The new Z-5450 Digital delivers all of its predecessor's key features: hardware decoding for Dolby Digital, Pro Logic II, DTS, and high-resolution DTS 96/24. The hardware has been sleekified yet again. The nifty black satellites incorporate 2.5-inch drivers with aluminum phase plugs that pull double duty, covering the range of both the tweeters and the midrange drivers. The dual-chamber, band-pass sub with a 6.5-inch driver plays low and loud. Total system power is down from Logitech systems past, but this one efficiently uses the 315 total watts RMS, so I can still recommend the Z-5450 for desktop home theaters.

The compact, horizontal Digital SoundTouch Control Center is the new brain of the system, where all of the components are connected. It includes rear-panel inputs for two digital optical sources, one digital coaxial, one six-channel direct (via three stereo miniconnectors) for SACD/DVD-Audio or three separate analog stereo components. There's also another analog stereo mini input on the side panel to easily patch in portable devices. A wireless remote controls it all.

Setup of the wireless surrounds is automatic upon initial installation. The instructions state that reconnecting in times of trouble is a painless process involving a paper clip. I never found out, though, as mine operated without incident. This first-ever THX-certified wireless surround multimedia speaker sys-

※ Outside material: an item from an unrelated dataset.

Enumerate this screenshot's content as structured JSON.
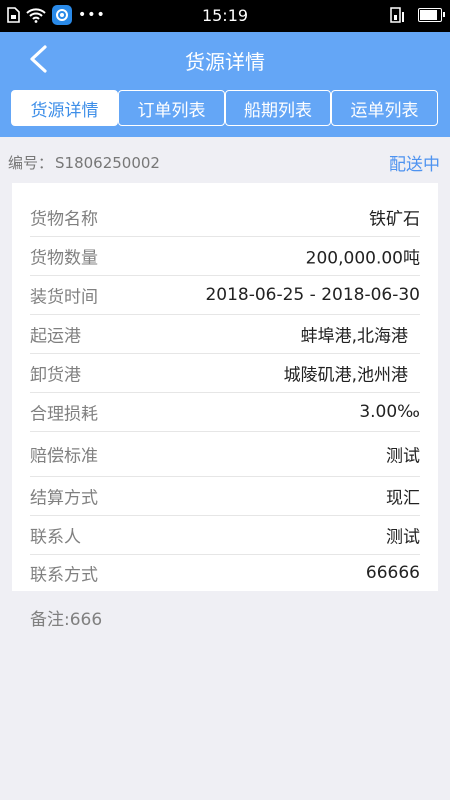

tem relies upon adaptive hopping between all 38 available channels in the 2.4-gigahertz range, and redundant transmissions ensure uninterrupted entertainment. When needed, the system sends the signal twice, once on each of two different channels. The signals are compressed before transmission, with less than a 20-millisecond delay from front to rear. Logitech's proprietary technology uses a low-latency 48-kHz sample rate; therefore, it downsamples any 96-kHz streams to 48 kHz for the surrounds only. Each of the surrounds has an internal amp and thus requires AC connection.

At $500, this is Logitech's most expensive audio solution to date. It has outstanding sonic quality and a hot new wireless technology that combines dependability and enjoyably natural sound.

• $500
• (800) 231-7717